Face masks should be washed and tumble dried each day, study finds

Sarah Knapton
·2-min read
Masks prevent emissions but also store droplets and aerosols and could be a source of infection - Getty Images Europe
Masks prevent emissions but also store droplets and aerosols and could be a source of infection - Getty Images Europe
Coronavirus Article Bar with counter
Coronavirus Article Bar with counter

Face masks should be washed daily at 60C and tumble dried if possible in order to completely kill off any traces of coronavirus, experts have said.

A recent study by the University of California found that particles can build up in masks and regular washing is important.

Professor William Ristenpart, a chemical engineer at the university, found that while masks prevent emissions they also store droplets and aerosols and could be a source of infection. 

"Our results suggest that individuals using homemade fabric masks should take care to wash or otherwise sterilise them on a regular basis to minimise the possibility of emission," he wrote in a recent paper published in Nature. 

The World Health Organisation (WHO) recommends that reusable masks should be changed more frequently than daily if they get dirty, damp or wet. They should also be stored in a clear, resealable plastic bag between uses and only touched by their elastic straps. 

Previous research has shown that bacteria and viruses can linger on the outside of masks. The Government recommends that people should avoid touching the part of the covering that has been in contact with the nose or mouth, and should wash their hands after touching a mask. 

Face coverings should also not be placed on a table when eating in a restaurant or drinking in a pub

Experts at Johns Hopkins University in the US recommend keeping at least two reusable masks so that one can be in the wash. If washed by hand, masks should be scrubbed for at least 20 seconds and then dried on a high heat in a tumble dryer.

The University of New South Wales, in Sydney, said it was important to wash masks after each wearing after finding virus on the inside and outside of both surgical and cloth masks.

Studies have demonstrated that surgical masks can contain and therefore reduce the dissemination of droplets and aerosols produced by a sick wearer by up to three to four-fold, and home-made cloth masks up to  two to four-fold.

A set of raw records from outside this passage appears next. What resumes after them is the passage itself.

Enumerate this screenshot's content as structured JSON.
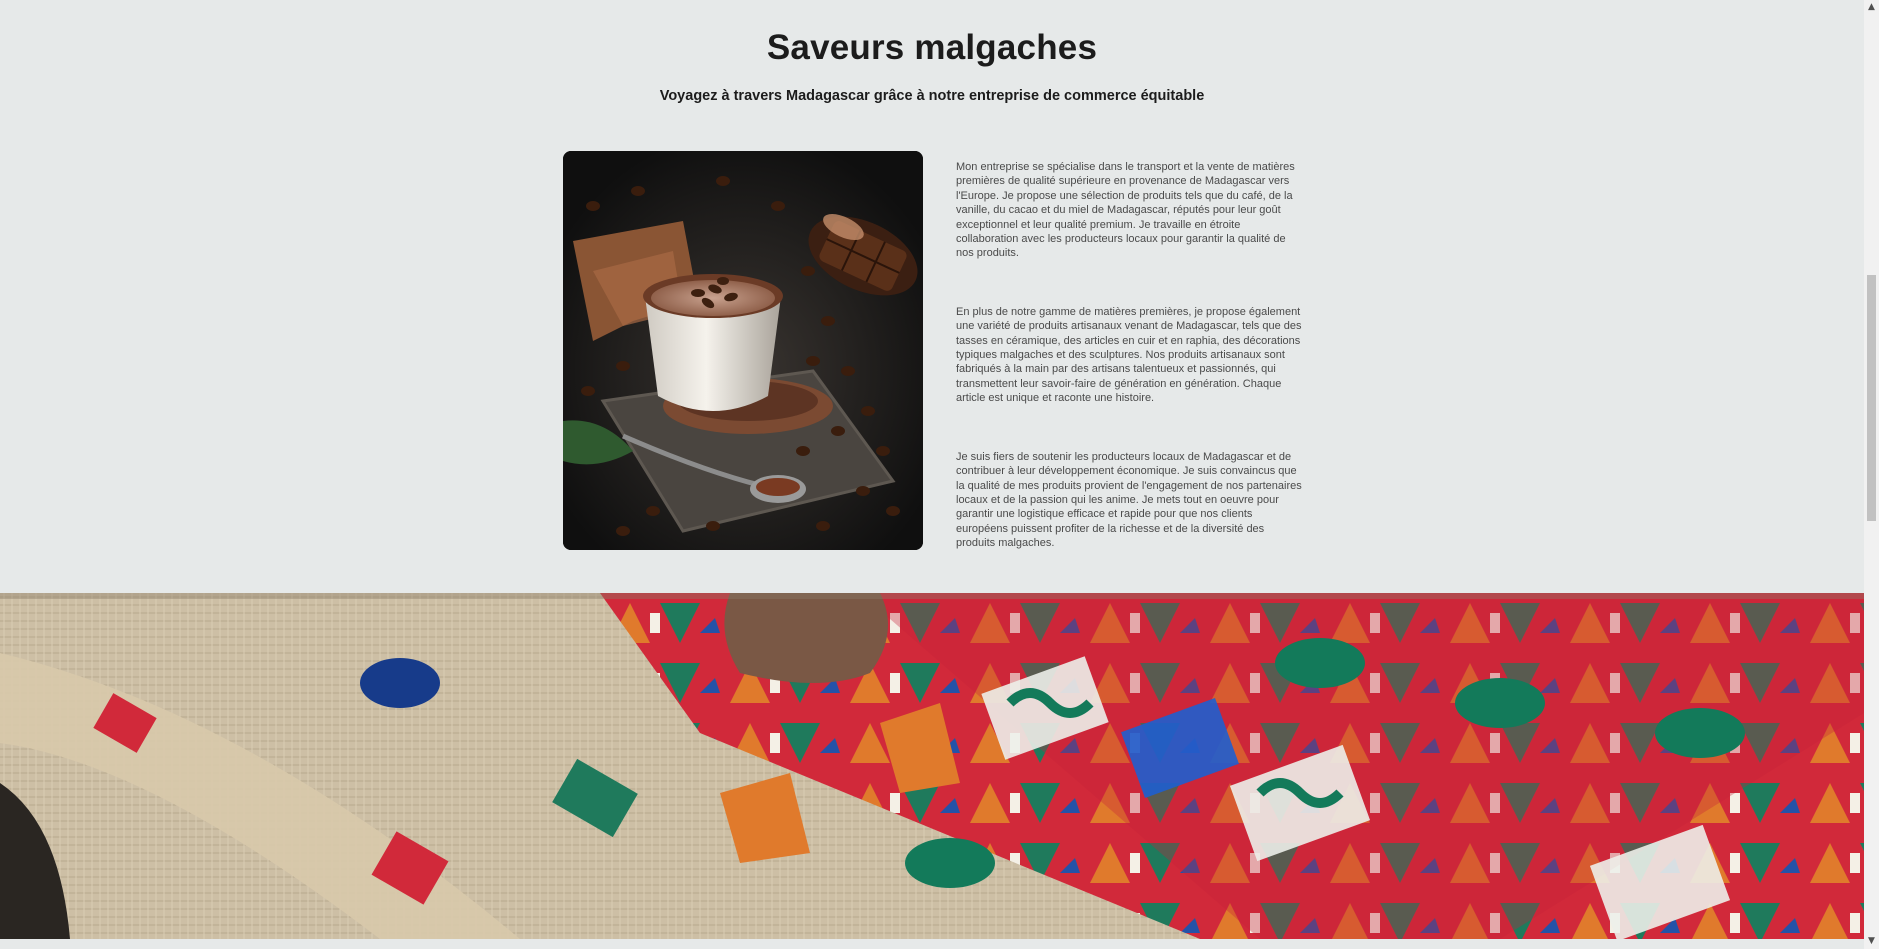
{
  "hero": {
    "title": "Saveurs malgaches",
    "subtitle": "Voyagez à travers Madagascar grâce à notre entreprise de commerce équitable"
  },
  "about": {
    "paragraphs": [
      "Mon entreprise se spécialise dans le transport et la vente de matières premières de qualité supérieure en provenance de Madagascar vers l'Europe. Je propose une sélection de produits tels que du café, de la vanille, du cacao et du miel de Madagascar, réputés pour leur goût exceptionnel et leur qualité premium. Je travaille en étroite collaboration avec les producteurs locaux pour garantir la qualité de nos produits.",
      "En plus de notre gamme de matières premières, je propose également une variété de produits artisanaux venant de Madagascar, tels que des tasses en céramique, des articles en cuir et en raphia, des décorations typiques malgaches et des sculptures. Nos produits artisanaux sont fabriqués à la main par des artisans talentueux et passionnés, qui transmettent leur savoir-faire de génération en génération. Chaque article est unique et raconte une histoire.",
      "Je suis fiers de soutenir les producteurs locaux de Madagascar et de contribuer à leur développement économique. Je suis convaincus que la qualité de mes produits provient de l'engagement de nos partenaires locaux et de la passion qui les anime. Je mets tout en oeuvre pour garantir une logistique efficace et rapide pour que nos clients européens puissent profiter de la richesse et de la diversité des produits malgaches."
    ]
  },
  "images": {
    "cocoa_photo": "hot chocolate cup with coffee beans and chocolate bar",
    "textile_banner": "colorful Malagasy embroidered textile with hand"
  },
  "scrollbar": {
    "up_icon": "▲",
    "down_icon": "▼"
  },
  "colors": {
    "background": "#e6e9e9",
    "heading": "#1c1c1c",
    "body_text": "#4a4a4a"
  }
}
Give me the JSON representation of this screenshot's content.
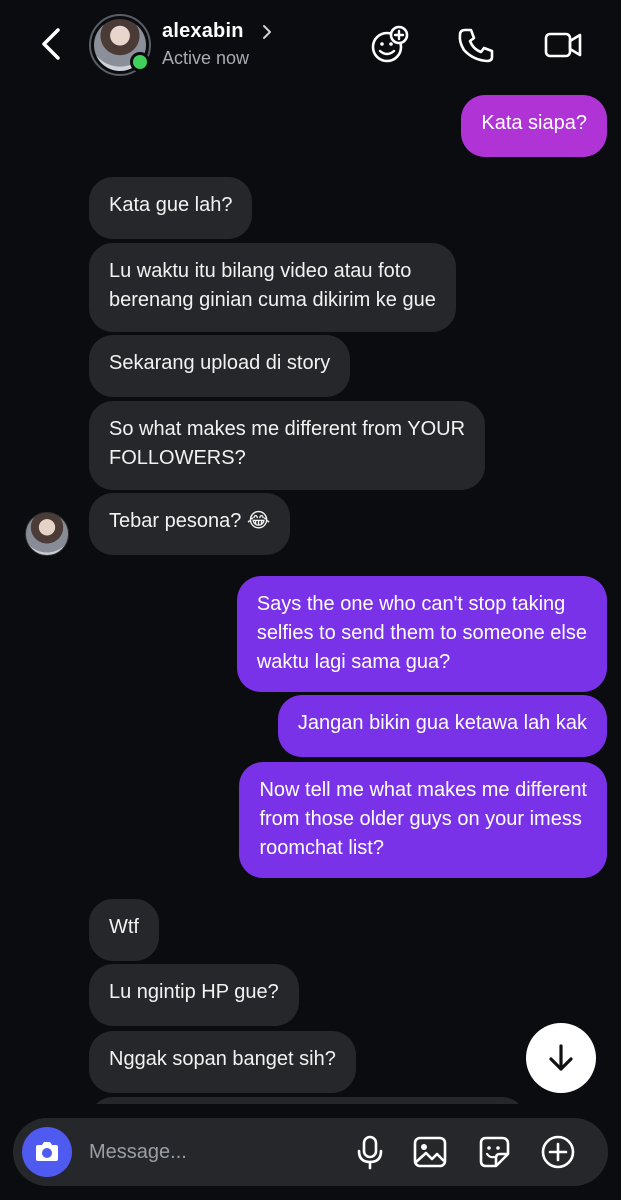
{
  "header": {
    "username": "alexabin",
    "status": "Active now",
    "icons": [
      "back-arrow-icon",
      "chevron-right-icon",
      "effects-icon",
      "phone-icon",
      "video-camera-icon"
    ]
  },
  "messages": [
    {
      "side": "sent",
      "color": "#b033d6",
      "text": "Kata siapa?"
    },
    {
      "side": "received",
      "text": "Kata gue lah?"
    },
    {
      "side": "received",
      "text": "Lu waktu itu bilang video atau foto",
      "text2": "berenang ginian cuma dikirim ke gue"
    },
    {
      "side": "received",
      "text": "Sekarang upload di story"
    },
    {
      "side": "received",
      "text": "So what makes me different from YOUR",
      "text2": "FOLLOWERS?"
    },
    {
      "side": "received",
      "text": "Tebar pesona? 😂"
    },
    {
      "side": "sent",
      "color": "#7a32e8",
      "text": "Says the one who can't stop taking",
      "text2": "selfies to send them to someone else",
      "text3": "waktu lagi sama gua?"
    },
    {
      "side": "sent",
      "color": "#7a32e8",
      "text": "Jangan bikin gua ketawa lah kak"
    },
    {
      "side": "sent",
      "color": "#7a32e8",
      "text": "Now tell me what makes me different",
      "text2": "from those older guys on your imess",
      "text3": "roomchat list?"
    },
    {
      "side": "received",
      "text": "Wtf"
    },
    {
      "side": "received",
      "text": "Lu ngintip HP gue?"
    },
    {
      "side": "received",
      "text": "Nggak sopan banget sih?"
    }
  ],
  "composer": {
    "placeholder": "Message...",
    "icons": [
      "camera-icon",
      "microphone-icon",
      "gallery-icon",
      "sticker-icon",
      "add-icon"
    ]
  },
  "colors": {
    "background": "#0b0c0f",
    "received_bubble": "#26272b",
    "sent_pink": "#b033d6",
    "sent_purple": "#7a32e8",
    "online": "#3fd15b",
    "camera_button": "#4f5bf0"
  }
}
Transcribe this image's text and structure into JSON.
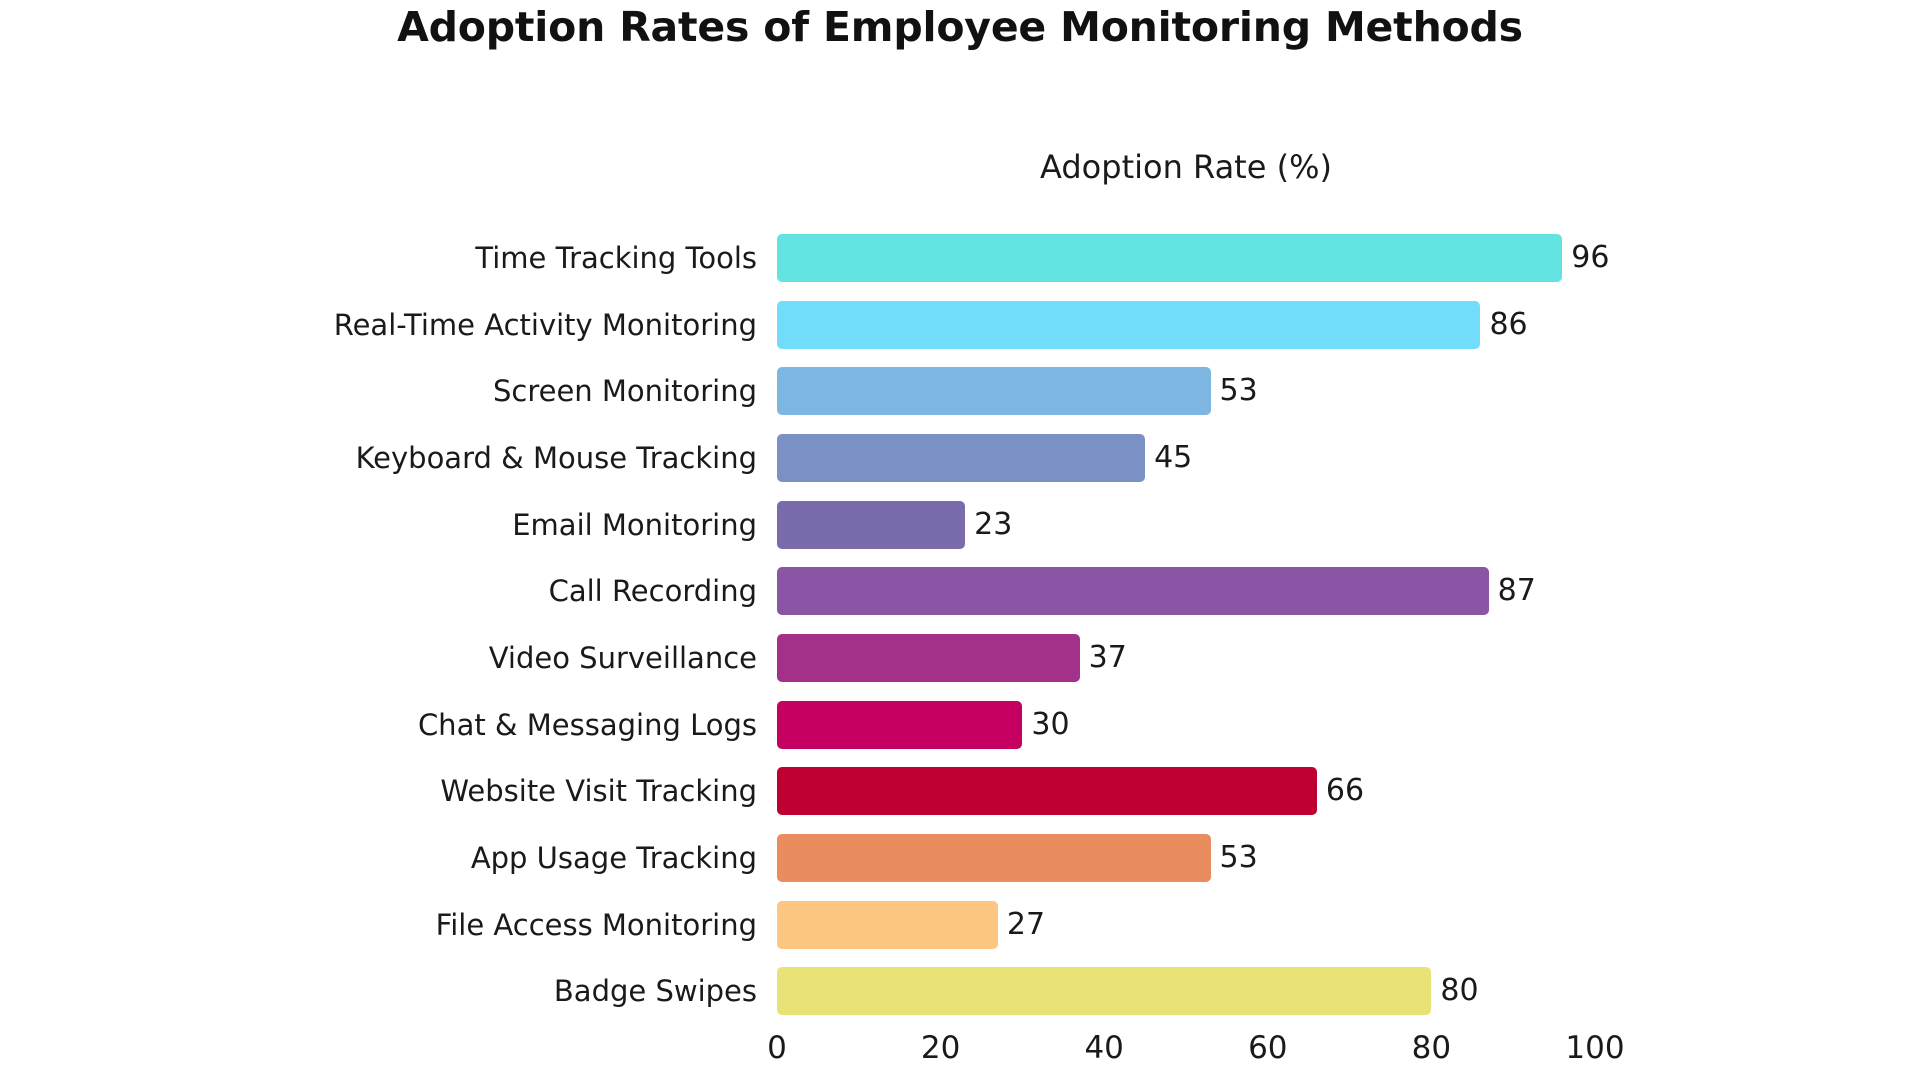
{
  "chart_data": {
    "type": "bar",
    "orientation": "horizontal",
    "title": "Adoption Rates of Employee Monitoring Methods",
    "subtitle": "Adoption Rate (%)",
    "xlabel": "",
    "ylabel": "",
    "xlim": [
      0,
      100
    ],
    "xticks": [
      "0",
      "20",
      "40",
      "60",
      "80",
      "100"
    ],
    "xtick_values": [
      0,
      20,
      40,
      60,
      80,
      100
    ],
    "grid": false,
    "legend": "none",
    "background_color": "#ffffff",
    "text_color": "#1a1a1a",
    "categories": [
      "Time Tracking Tools",
      "Real-Time Activity Monitoring",
      "Screen Monitoring",
      "Keyboard & Mouse Tracking",
      "Email Monitoring",
      "Call Recording",
      "Video Surveillance",
      "Chat & Messaging Logs",
      "Website Visit Tracking",
      "App Usage Tracking",
      "File Access Monitoring",
      "Badge Swipes"
    ],
    "values": [
      96,
      86,
      53,
      45,
      23,
      87,
      37,
      30,
      66,
      53,
      27,
      80
    ],
    "value_labels": [
      "96",
      "86",
      "53",
      "45",
      "23",
      "87",
      "37",
      "30",
      "66",
      "53",
      "27",
      "80"
    ],
    "colors": [
      "#63E3E0",
      "#72DCFB",
      "#7EB6E2",
      "#7B90C4",
      "#7A6BAC",
      "#8B55A5",
      "#A33189",
      "#C50060",
      "#BE0032",
      "#E98C5E",
      "#FDC781",
      "#E9E377"
    ]
  }
}
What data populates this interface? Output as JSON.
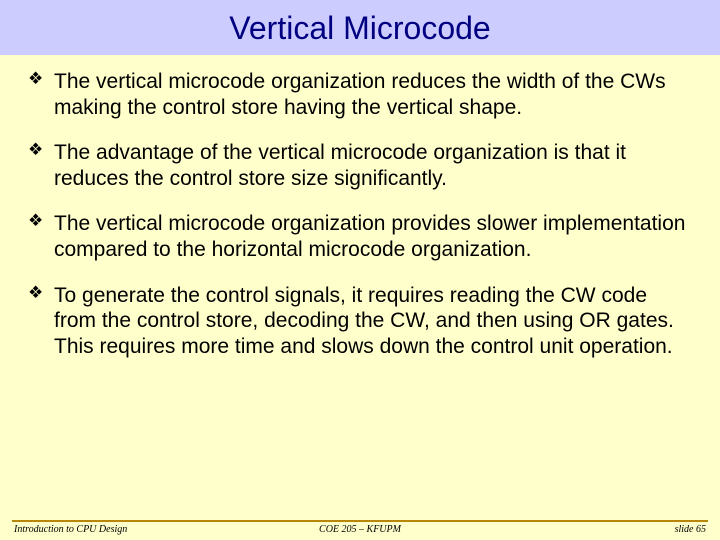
{
  "title": "Vertical Microcode",
  "bullets": [
    "The vertical microcode organization reduces the width of the CWs making the control store having the vertical shape.",
    " The advantage of the vertical microcode organization is that it reduces the control store size significantly.",
    "The vertical microcode organization provides slower implementation compared to the horizontal microcode organization.",
    "To generate the control signals, it requires reading the CW code from the control store, decoding the CW, and then using OR gates. This requires more time and slows down the control unit operation."
  ],
  "footer": {
    "left": "Introduction to CPU Design",
    "center": "COE 205 – KFUPM",
    "right": "slide 65"
  }
}
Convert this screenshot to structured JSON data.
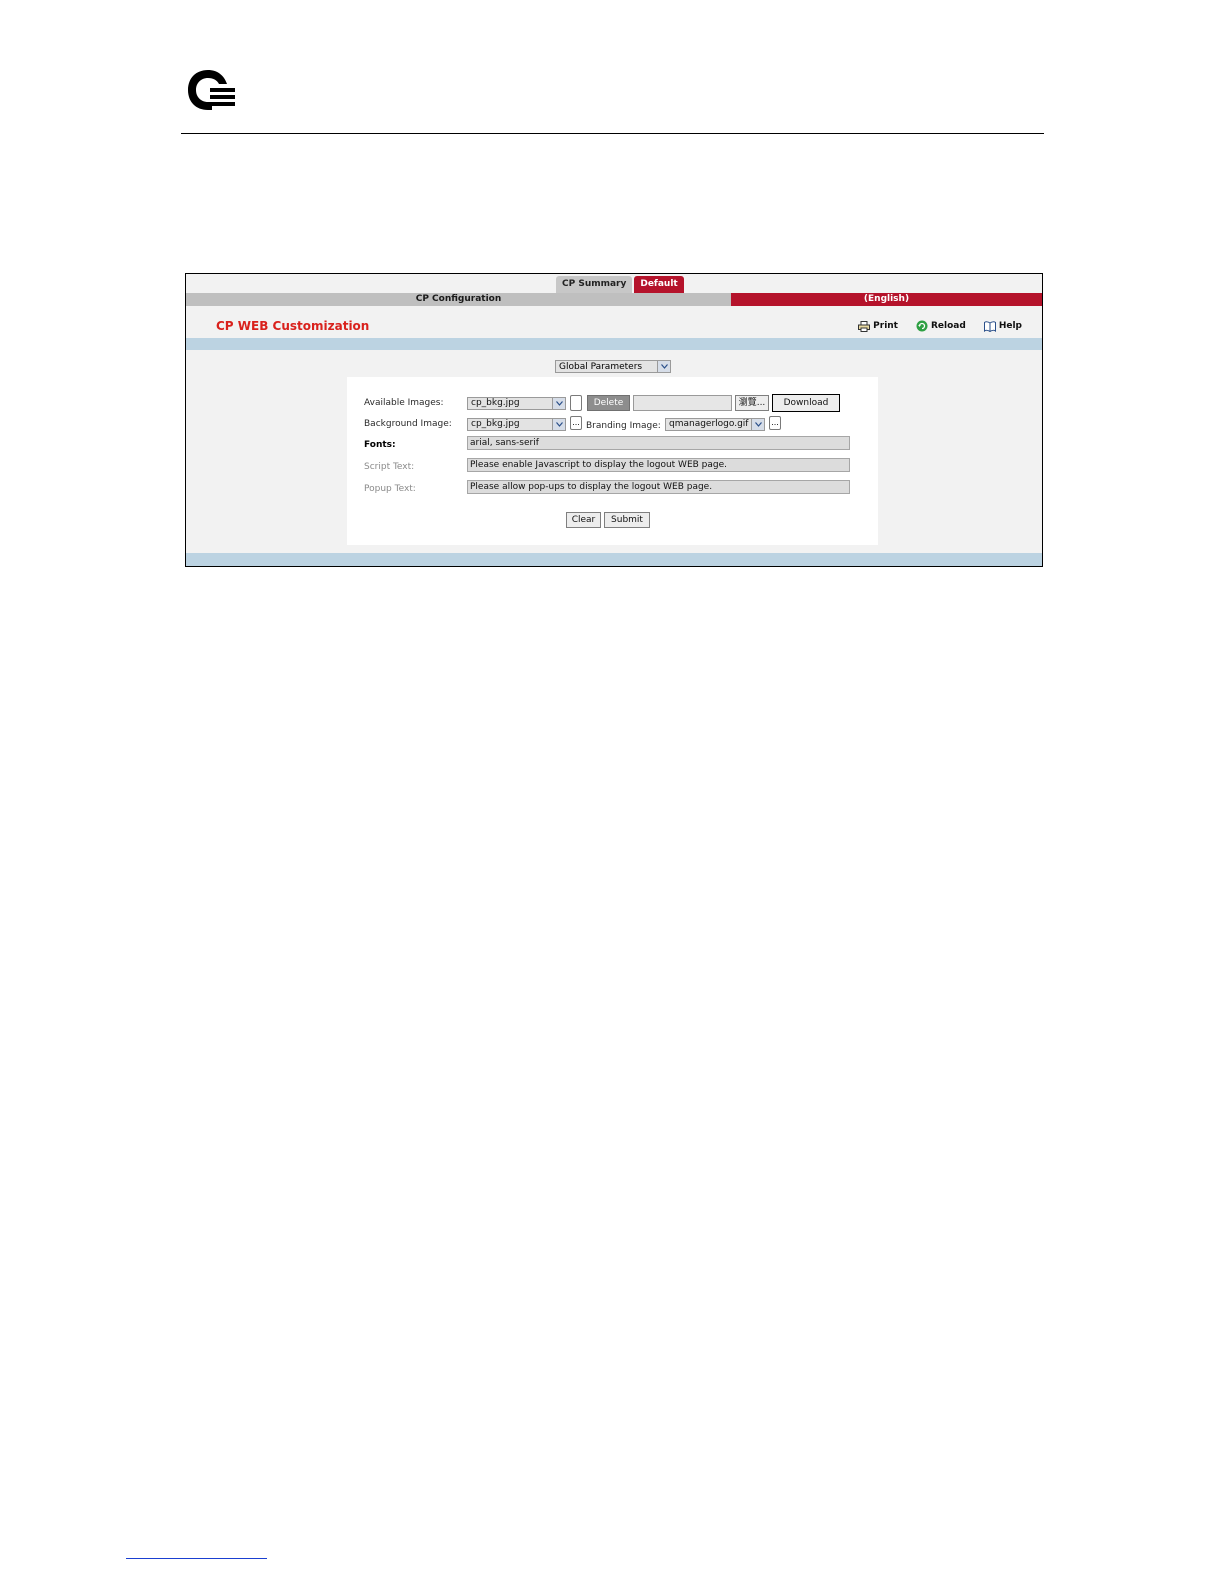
{
  "document": {
    "logo_icon": "quantum-q-icon"
  },
  "tabs": {
    "summary": "CP Summary",
    "default": "Default"
  },
  "subbar": {
    "left": "CP Configuration",
    "right": "(English)"
  },
  "page": {
    "title": "CP WEB Customization"
  },
  "toolbar": {
    "print": "Print",
    "reload": "Reload",
    "help": "Help"
  },
  "section_select": {
    "value": "Global Parameters"
  },
  "form": {
    "available_images_label": "Available Images:",
    "available_images_value": "cp_bkg.jpg",
    "delete_label": "Delete",
    "browse_label": "瀏覽...",
    "download_label": "Download",
    "background_image_label": "Background Image:",
    "background_image_value": "cp_bkg.jpg",
    "background_more": "...",
    "branding_image_label": "Branding Image:",
    "branding_image_value": "qmanagerlogo.gif",
    "branding_more": "...",
    "fonts_label": "Fonts:",
    "fonts_value": "arial, sans-serif",
    "script_text_label": "Script Text:",
    "script_text_value": "Please enable Javascript to display the logout WEB page.",
    "popup_text_label": "Popup Text:",
    "popup_text_value": "Please allow pop-ups to display the logout WEB page.",
    "clear_label": "Clear",
    "submit_label": "Submit"
  },
  "colors": {
    "accent_red": "#b5132b",
    "title_red": "#d9211c",
    "band_blue": "#bcd3e2"
  }
}
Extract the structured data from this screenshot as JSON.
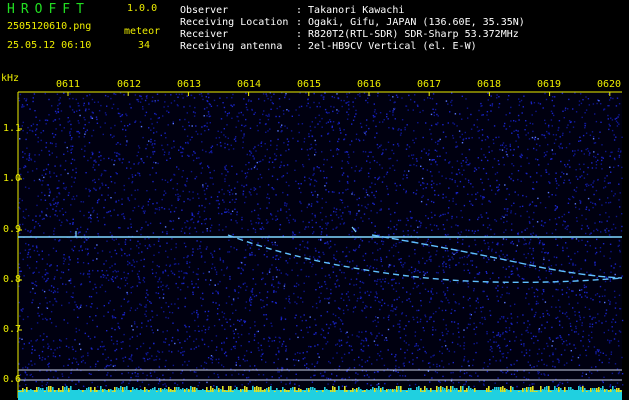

Surgical masks can also protect the wearer to some degree by reducing the exposure to incoming droplets and aerosols by up to six-fold.